As mentioned, apps are part science, part art. The artistic part is the concept of the app; the user interaction and experience. The science of an app relates to the actual development and coding.
Apps as an art
Like any new product but especially with apps, the importance of something being creative and new cannot be under stressed. With more than a million apps out there, today’s apps also need to be engaging to hold their user’s attention, and that means being a quality product. Any app in the modern market needs to be very consumer friendly and very useful.
Apps that are worth billions today started out as pencil sketches in a notebook. Typically an app’s conceptual design can be drawn out on something like a storyboard. Once a basic idea has been hammered out, the developer can start thinking about background features, design themes, and other app accoutrements.
Once an app concept has been firmly established it will be time to transfer this idea to reality through coding and development.
Apps as a science
When it comes to putting an idea that has been worked out on paper onto the screen of a smartphone, the more programming and coding experience the developer has the better. Having zero experience in this field is okay too. Developers can start with one of the many programs out there that creates a basic app in a step-by-step process. However, creating pre-formatted apps usually sacrifices the developer’s original concept because the idea has to fit within the confines of the app-creating program.
Professional app developers will need to become familiar with the coding language associated with the operating system they want to work with:
- Google’s Android is based on the Linux kernel
- Apple’s iOS uses its own coding language which is based on Mac OS X (the Unix-based programming language for Apple’s Mac computer series) – both of these are based on Darwin
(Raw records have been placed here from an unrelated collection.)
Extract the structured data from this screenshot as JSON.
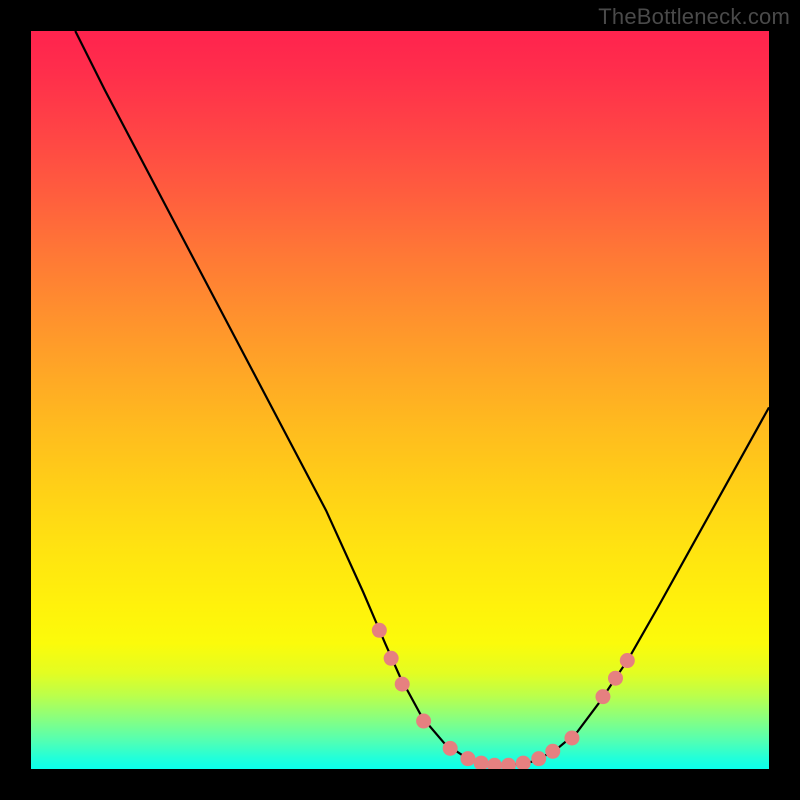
{
  "watermark": "TheBottleneck.com",
  "chart_data": {
    "type": "line",
    "title": "",
    "xlabel": "",
    "ylabel": "",
    "xlim": [
      0,
      100
    ],
    "ylim": [
      0,
      100
    ],
    "grid": false,
    "legend": false,
    "background": "rainbow-vertical-gradient",
    "series": [
      {
        "name": "bottleneck-curve",
        "color": "#000000",
        "x": [
          6.0,
          10.0,
          15.0,
          20.0,
          25.0,
          30.0,
          35.0,
          40.0,
          45.0,
          48.0,
          50.0,
          53.0,
          56.0,
          59.0,
          62.0,
          65.0,
          68.0,
          71.0,
          74.0,
          77.0,
          81.0,
          85.0,
          90.0,
          95.0,
          100.0
        ],
        "y": [
          100.0,
          92.0,
          82.5,
          73.0,
          63.5,
          54.0,
          44.5,
          35.0,
          24.0,
          17.0,
          12.5,
          7.0,
          3.5,
          1.5,
          0.5,
          0.5,
          1.0,
          2.5,
          5.0,
          9.0,
          15.0,
          22.0,
          31.0,
          40.0,
          49.0
        ]
      }
    ],
    "markers": {
      "name": "highlight-points",
      "color": "#e68080",
      "radius": 7.5,
      "points": [
        {
          "x": 47.2,
          "y": 18.8
        },
        {
          "x": 48.8,
          "y": 15.0
        },
        {
          "x": 50.3,
          "y": 11.5
        },
        {
          "x": 53.2,
          "y": 6.5
        },
        {
          "x": 56.8,
          "y": 2.8
        },
        {
          "x": 59.2,
          "y": 1.4
        },
        {
          "x": 61.0,
          "y": 0.8
        },
        {
          "x": 62.8,
          "y": 0.5
        },
        {
          "x": 64.7,
          "y": 0.5
        },
        {
          "x": 66.7,
          "y": 0.8
        },
        {
          "x": 68.8,
          "y": 1.4
        },
        {
          "x": 70.7,
          "y": 2.4
        },
        {
          "x": 73.3,
          "y": 4.2
        },
        {
          "x": 77.5,
          "y": 9.8
        },
        {
          "x": 79.2,
          "y": 12.3
        },
        {
          "x": 80.8,
          "y": 14.7
        }
      ]
    }
  }
}
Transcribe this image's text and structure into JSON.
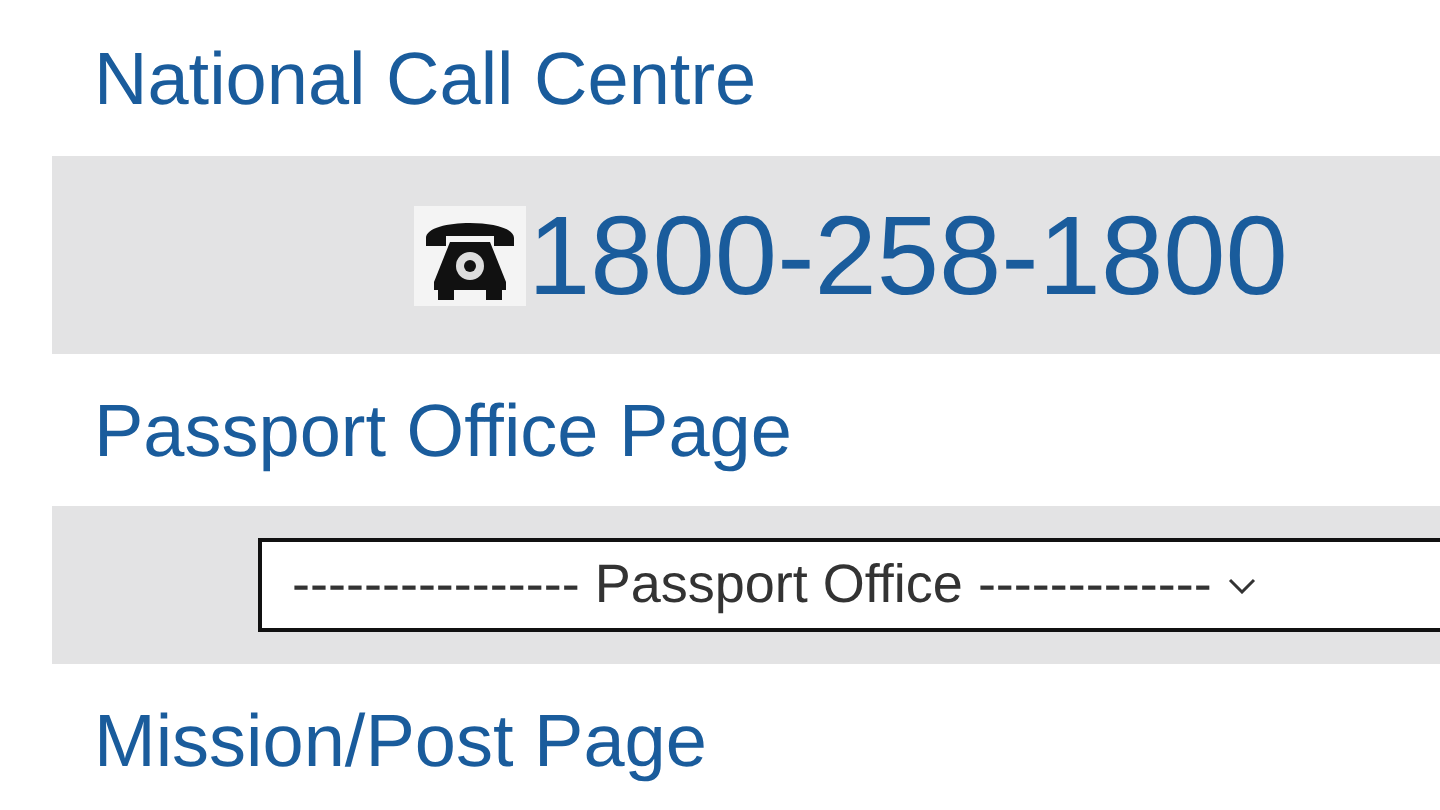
{
  "sections": [
    {
      "kind": "heading",
      "text": "National Call Centre"
    },
    {
      "kind": "phone",
      "number": "1800-258-1800"
    },
    {
      "kind": "heading",
      "text": "Passport Office Page"
    },
    {
      "kind": "select",
      "value": "---------------- Passport Office -------------"
    },
    {
      "kind": "heading",
      "text": "Mission/Post Page"
    }
  ]
}
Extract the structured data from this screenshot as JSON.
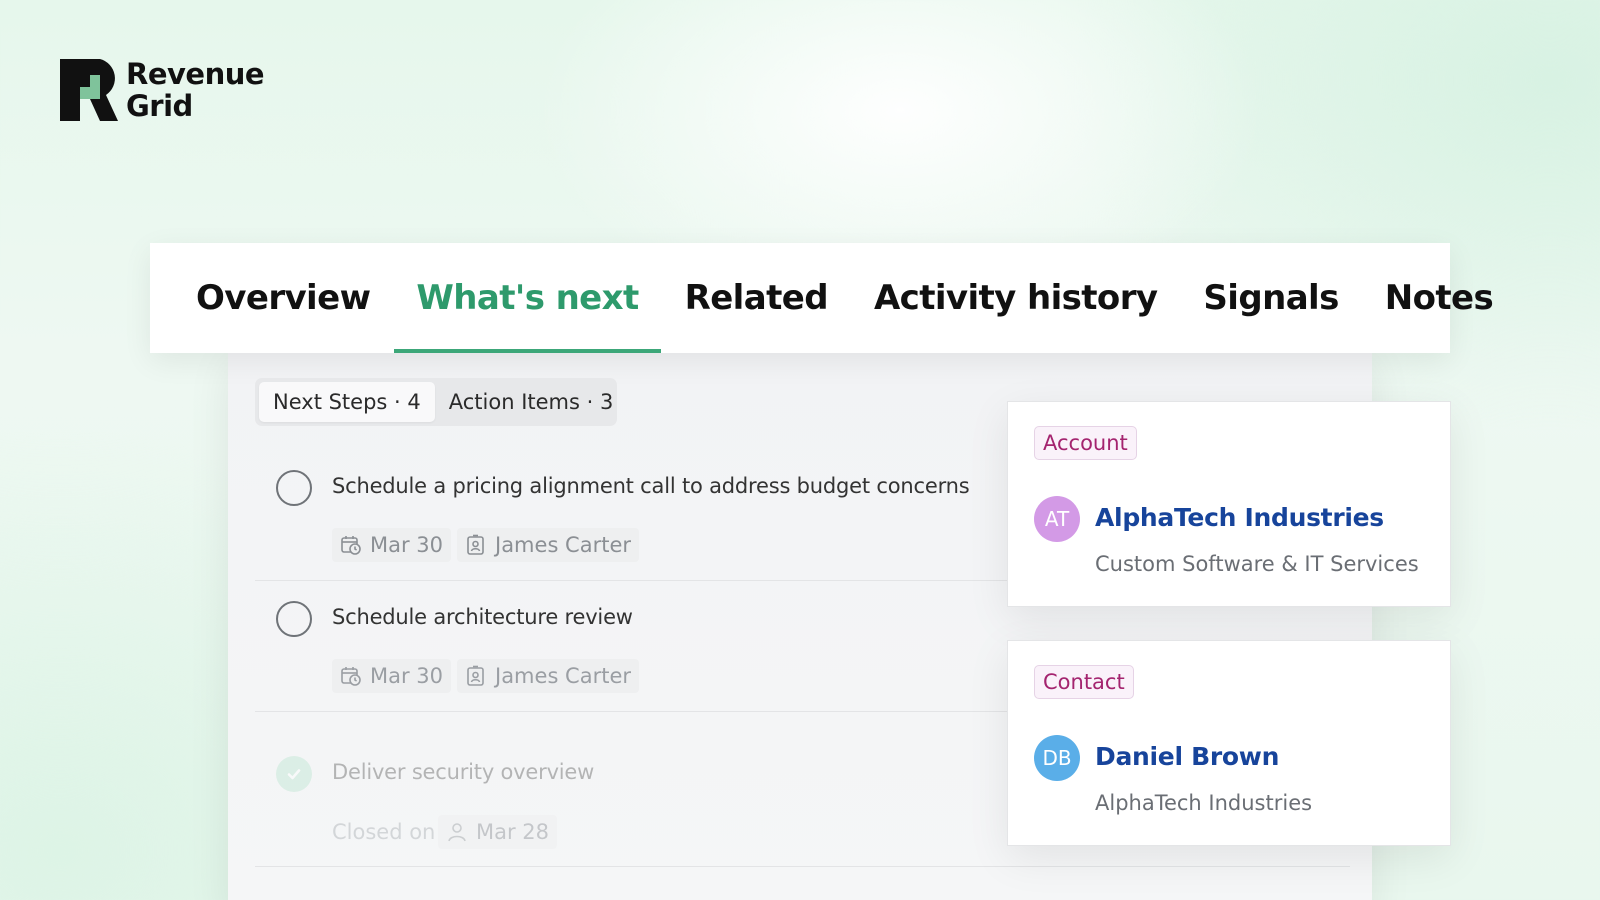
{
  "brand": {
    "line1": "Revenue",
    "line2": "Grid"
  },
  "tabs": [
    {
      "label": "Overview"
    },
    {
      "label": "What's next",
      "active": true
    },
    {
      "label": "Related"
    },
    {
      "label": "Activity history"
    },
    {
      "label": "Signals"
    },
    {
      "label": "Notes"
    }
  ],
  "segment": {
    "next_steps": "Next Steps · 4",
    "action_items": "Action Items  · 3"
  },
  "tasks": [
    {
      "title": "Schedule a pricing alignment call to address budget concerns",
      "date": "Mar 30",
      "owner": "James Carter",
      "done": false
    },
    {
      "title": "Schedule architecture review",
      "date": "Mar 30",
      "owner": "James Carter",
      "done": false
    },
    {
      "title": "Deliver security overview",
      "closed_label": "Closed on",
      "date": "Mar 28",
      "done": true
    }
  ],
  "account_card": {
    "badge": "Account",
    "initials": "AT",
    "avatar_color": "#d39ae6",
    "name": "AlphaTech Industries",
    "subtitle": "Custom Software & IT Services"
  },
  "contact_card": {
    "badge": "Contact",
    "initials": "DB",
    "avatar_color": "#5aaee8",
    "name": "Daniel Brown",
    "subtitle": "AlphaTech Industries"
  },
  "colors": {
    "accent": "#2e9a6c",
    "link": "#17449b",
    "badge": "#a4246f"
  }
}
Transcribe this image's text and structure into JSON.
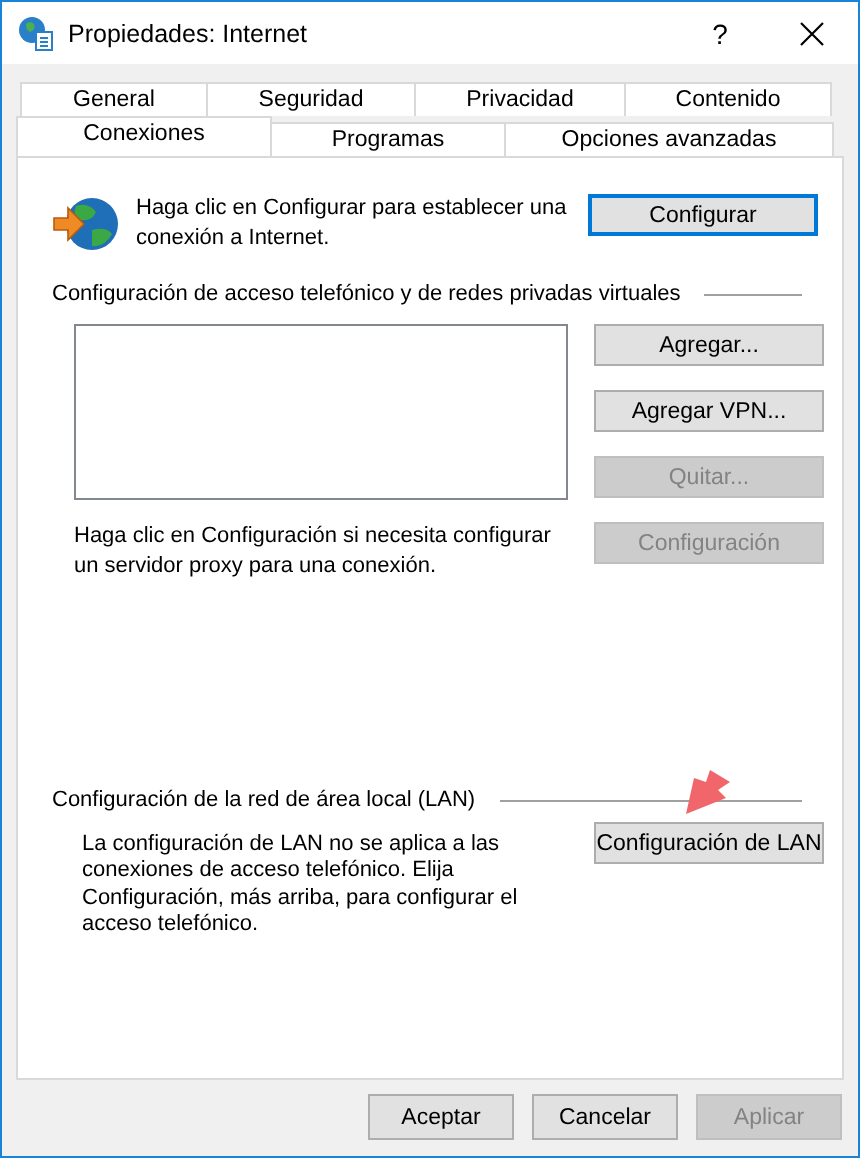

- Windows Phone OS is based on the Metro design language, also referred to as Microsoft design language
- Blackberry mobile device series are based on QNX